The debate surrounding global warming and its effects has been raging for decades. While the magnitude of the problem may be disputed, the fact that warming is occurring is undeniable. Now the question is, how long before these changes become irreversible?
When evaluating the severity of global warming, experts and scholars naturally focus on the rate at which the Earth is expected to heat up in the future. Research suggests that if current emission levels continue unchanged, the temperature could rise by as much as 3.4 degrees Celsius by the end of this century.
This is a worrying figure, considering that even a mere 1.5-degree rise above pre-industrial conditions could provoke “profound and irreversible changes” on the planet. In other words, we may not have long before we experience the extreme weather conditions, rising sea levels, and drought that come along with climate change. Every year of inaction brings us one step closer to a point of no return.
To put an exact time frame on global warming is incredibly difficult, since there is still much to learn about the complex intricacies of our climate system. Nevertheless, research is increasingly advancing our understanding of the topic. For instance, an interdisciplinary team of scientists recently published a paper, detailing the possible devastating effects on eco-systems, marine life, and human societies if global temperatures keep rising.
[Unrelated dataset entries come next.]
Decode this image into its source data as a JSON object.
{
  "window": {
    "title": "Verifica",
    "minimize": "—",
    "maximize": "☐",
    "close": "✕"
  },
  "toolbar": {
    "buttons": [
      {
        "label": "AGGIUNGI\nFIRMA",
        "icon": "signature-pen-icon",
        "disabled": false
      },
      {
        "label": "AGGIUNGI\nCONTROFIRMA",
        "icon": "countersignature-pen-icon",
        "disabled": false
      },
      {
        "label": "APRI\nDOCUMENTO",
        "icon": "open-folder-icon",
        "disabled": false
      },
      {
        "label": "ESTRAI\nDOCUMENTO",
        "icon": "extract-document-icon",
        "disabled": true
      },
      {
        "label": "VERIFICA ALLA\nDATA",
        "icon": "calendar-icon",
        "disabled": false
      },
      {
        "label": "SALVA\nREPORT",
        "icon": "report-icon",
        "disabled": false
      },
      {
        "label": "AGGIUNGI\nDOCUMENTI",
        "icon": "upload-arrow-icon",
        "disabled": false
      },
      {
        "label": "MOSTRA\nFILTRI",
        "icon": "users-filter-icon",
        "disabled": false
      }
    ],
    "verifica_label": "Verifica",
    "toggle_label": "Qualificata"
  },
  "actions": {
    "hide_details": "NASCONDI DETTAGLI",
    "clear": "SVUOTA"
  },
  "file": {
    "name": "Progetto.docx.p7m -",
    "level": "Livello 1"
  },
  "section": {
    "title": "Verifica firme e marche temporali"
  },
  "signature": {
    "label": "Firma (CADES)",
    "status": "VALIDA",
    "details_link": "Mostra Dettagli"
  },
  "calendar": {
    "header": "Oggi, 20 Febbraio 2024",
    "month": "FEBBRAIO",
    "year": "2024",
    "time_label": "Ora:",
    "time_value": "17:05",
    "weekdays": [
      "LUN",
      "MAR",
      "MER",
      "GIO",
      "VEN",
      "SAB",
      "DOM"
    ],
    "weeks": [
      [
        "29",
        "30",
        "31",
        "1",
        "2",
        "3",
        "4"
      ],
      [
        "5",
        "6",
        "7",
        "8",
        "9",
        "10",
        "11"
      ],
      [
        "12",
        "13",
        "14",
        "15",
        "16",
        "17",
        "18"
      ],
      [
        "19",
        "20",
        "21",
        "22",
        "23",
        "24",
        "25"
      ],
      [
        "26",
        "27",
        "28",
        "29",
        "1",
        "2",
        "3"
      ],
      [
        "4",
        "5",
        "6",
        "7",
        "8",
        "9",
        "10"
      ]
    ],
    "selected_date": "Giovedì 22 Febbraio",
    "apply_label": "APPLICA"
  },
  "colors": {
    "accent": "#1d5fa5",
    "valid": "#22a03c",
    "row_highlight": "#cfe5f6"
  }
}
The paper also highlights a potential trigger that could turn a gradual change into a more drastic one – the melting of snow and ice. As more snow and ices caps melt, more sunlight is reflected back into the atmosphere, leading to a further rise in global temperatures. Such feedback mechanisms must be taken into account when predicting how quickly our planet is warming.Although this is an alarming thought, the research flags up the importance of immediate action. If the world community works together to lower emissions, and reduce our dependence on fossil fuels, we could potentially ease some of the damage already done.
In terms of concrete results, it is tough to say when we can expect to see real change. However, much of the success depends on our ability to work collaboratively. Collective action is undoubtedly the key to tackling this climate emergency. We must also make a concerted effort to educate ourselves on the science behind global warming. A better understanding of the climate crisis will enable us to formulate strategies and set long-term goals that protect us from the effects of global warming.
Ultimately, global warming is a pressing issue without a quick-fix solution. However, if we all make small changes to our lifestyle, such as reducing energy consumption and switching to renewable energy sources, we can collectively help to slow these environmental changes. This combined effort will hopefully buy us additional time to make more sustainable decisions for our planet and secure a safe future for our children.